  decparam.OutputFormat			= cudaVideoSurfaceFormat_NV12;
  decparam.DeinterlaceMode		= cudaVideoDeinterlaceMode_Weave;
  decparam.vidLock				= nullptr;

  CUresult cures;
  CUvideodecoder hDecoder;

  if(CUDA_SUCCESS != (cures = cuvidCreateDecoder(&hDecoder, &decparam)))
    return fprintf(stderr, "cuvidCreateDecoder error %d\n", cures), cures;

  if(hDecoder && CUDA_SUCCESS != (cures = cuvidDestroyDecoder(hDecoder)))
    return fprintf(stderr, "cuvidDestroyDecoder error %d\n", cures), cures;

  return 0;

int main()
	if(auto cures = cuInit(0))
      return fprintf(stderr, "cuInit error %d", cures), cures;

	CUcontext ctx;
    if(auto cures = cuCtxCreate(&ctx, CU_CTX_SCHED_BLOCKING_SYNC, 0))
      return fprintf(stderr, "cuCtxCreate error %d", cures), cures;

	for(int i = 0;i>=0; i++)
	  if(auto res = TestDecoder())
	    return res;

	  fprintf(stderr, "\r%c", "\\-/|"[i&3]);

	return 0;

(1) call cuvidCreateDecoder
(2) call cuvidDestroyDecoder
If you do a cycle of 1 and 2 points, we can see how the size of “Virtual size” (see Process Explorer) increases. And after some time cuvidCreateDecoder returns the error CUDA_ERROR_OUT_OF_MEMORY.

OS: Windows 10 x64 (22H2 Build 19045.2486)
GPU: NVIDIA RTX 3070 (driver version: 528.24)

This is bug in NVIDIA driver?

1 Like

Hi there @Vitaly_Shemet and welcome to the NVIDIA developer forums!

This is not really a realistic and typical use-case, so I wouldn’t exclude the possibility that it is a simple case of de-allocation being done asynchronously and thus causing unintended memory leaks.

Also statically allocating the descriptor structs inside the functions can cause trouble in how cuVid handles the decoder reference.

Of course it could be an oversight in CUDA memory handling, but i would rather check first if this happens in a normal use-case.

This is an example as a demonstration of work. In a real application, video files(H264/H265/others) are opened, decoded and closed, and after some time an CUDA_ERROR_OUT_OF_MEMORY error occurs. I tried to keep the code as simple as possible to show the problem.

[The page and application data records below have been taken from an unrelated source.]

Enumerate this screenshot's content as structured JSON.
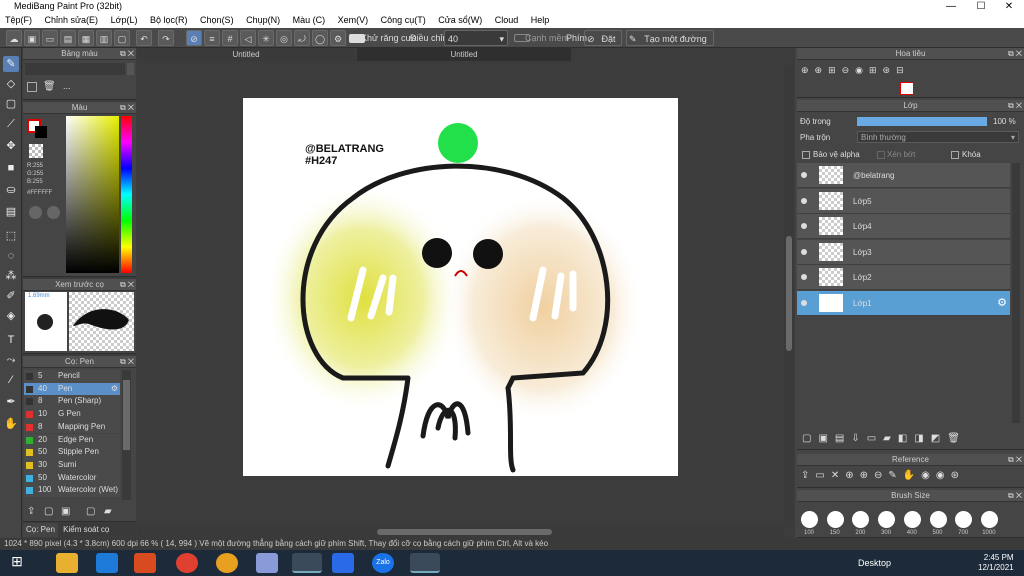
{
  "window": {
    "title": "MediBang Paint Pro (32bit)",
    "minimize": "—",
    "maximize": "☐",
    "close": "✕"
  },
  "menu": [
    "Tệp(F)",
    "Chỉnh sửa(E)",
    "Lớp(L)",
    "Bộ lọc(R)",
    "Chọn(S)",
    "Chụp(N)",
    "Màu (C)",
    "Xem(V)",
    "Công cụ(T)",
    "Cửa sổ(W)",
    "Cloud",
    "Help"
  ],
  "toolbar": {
    "antialias_label": "Khử răng cưa",
    "adjust_label": "Điều chỉnh",
    "adjust_value": "40",
    "edge_label": "Cạnh mềm",
    "key_label": "Phím",
    "reset_label": "Đặt lại",
    "line_label": "Tạo một đường thẳng"
  },
  "doc_tabs": [
    "Untitled",
    "Untitled"
  ],
  "panels": {
    "palette_title": "Bảng màu",
    "palette_more": "...",
    "color_title": "Màu",
    "rgb": {
      "r": "R:255",
      "g": "G:255",
      "b": "B:255",
      "hex": "#FFFFFF"
    },
    "preview_title": "Xem trước cọ",
    "preview_size": "1.69mm",
    "brush_title": "Cọ: Pen",
    "navigator_title": "Hoa tiêu",
    "layer_title": "Lớp",
    "opacity_label": "Độ trong",
    "opacity_value": "100 %",
    "opacity_fraction": 1.0,
    "blend_label": "Pha trộn",
    "blend_value": "Bình thường",
    "protect_alpha": "Bảo vệ alpha",
    "clipping": "Xén bớt",
    "lock": "Khóa",
    "reference_title": "Reference",
    "brushsize_title": "Brush Size",
    "bottom_tab_pen": "Cọ: Pen",
    "bottom_tab_brush_ctrl": "Kiểm soát cọ"
  },
  "brushes": [
    {
      "size": "5",
      "name": "Pencil",
      "color": "#333333"
    },
    {
      "size": "40",
      "name": "Pen",
      "color": "#333333",
      "selected": true
    },
    {
      "size": "8",
      "name": "Pen (Sharp)",
      "color": "#333333"
    },
    {
      "size": "10",
      "name": "G Pen",
      "color": "#e03030"
    },
    {
      "size": "8",
      "name": "Mapping Pen",
      "color": "#e03030"
    },
    {
      "size": "20",
      "name": "Edge Pen",
      "color": "#30b030"
    },
    {
      "size": "50",
      "name": "Stipple Pen",
      "color": "#e0c020"
    },
    {
      "size": "30",
      "name": "Sumi",
      "color": "#e0c020"
    },
    {
      "size": "50",
      "name": "Watercolor",
      "color": "#40b0e0"
    },
    {
      "size": "100",
      "name": "Watercolor (Wet)",
      "color": "#40b0e0"
    }
  ],
  "layers": [
    {
      "name": "@belatrang",
      "selected": false
    },
    {
      "name": "Lớp5",
      "selected": false
    },
    {
      "name": "Lớp4",
      "selected": false
    },
    {
      "name": "Lớp3",
      "selected": false
    },
    {
      "name": "Lớp2",
      "selected": false
    },
    {
      "name": "Lớp1",
      "selected": true
    }
  ],
  "brush_sizes": [
    "100",
    "150",
    "200",
    "300",
    "400",
    "500",
    "700",
    "1000"
  ],
  "artwork": {
    "handle": "@BELATRANG",
    "tag": "#H247"
  },
  "status": {
    "text": "1024 * 890 pixel  (4.3 * 3.8cm)  600 dpi  66 %  ( 14, 994 )  Vẽ một đường thẳng bằng cách giữ phím Shift, Thay đổi cỡ cọ bằng cách giữ phím Ctrl, Alt và kéo"
  },
  "taskbar": {
    "desktop": "Desktop",
    "time": "2:45 PM",
    "date": "12/1/2021",
    "zalo": "Zalo"
  },
  "colors": {
    "accent": "#5a9fd4",
    "selected_brush": "#5a8fc8"
  }
}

We are hitting a similar issue.

We are able to run and decode multiple sequential clips for hours.
Then cuvidCreateDecoder starts returning CUDA_ERROR_OUT_OF_MEMORY.

We’ve tried both a single context for the scope of the app, as well as individual context’s per clip.

Have verified that cuvidDestroyDecoder is returning a valid result.

Once the initial CUDA_ERROR_OUT_OF_MEMORY is returned: even destroying and recreating the context: as well as a cudaDeviceReset() between them is no help. Every subsequent call to cuvidCreateDecoder will fail.

OS: Windows 11 Home - 22000.2176
GPU: GeForce RTX 3070 Laptop - 536.67

1 Like

Welcome back @matthew.collins2 and thanks for the additional verification.

We are already tracking this internally as a potential bug. If and when there is a resolution, I will update it here.



Thanks for the update. Hopefully there will be a fix, for the moment we’ve found a work around.

The repeated creating and destroying of the decoders is leaking something; however, there is another ability in the API to reconfigure an existing decoder.

Keeping a pool of previously used decoders that are compatible with a reconfigure, then reusing them lets us run for an unlimited amount of time.

The reconfigure has some rules about the codec, bit_depth_luma_minus8, chroma_format, and max width and height that must be respected – as long as those are minded it seems to work well.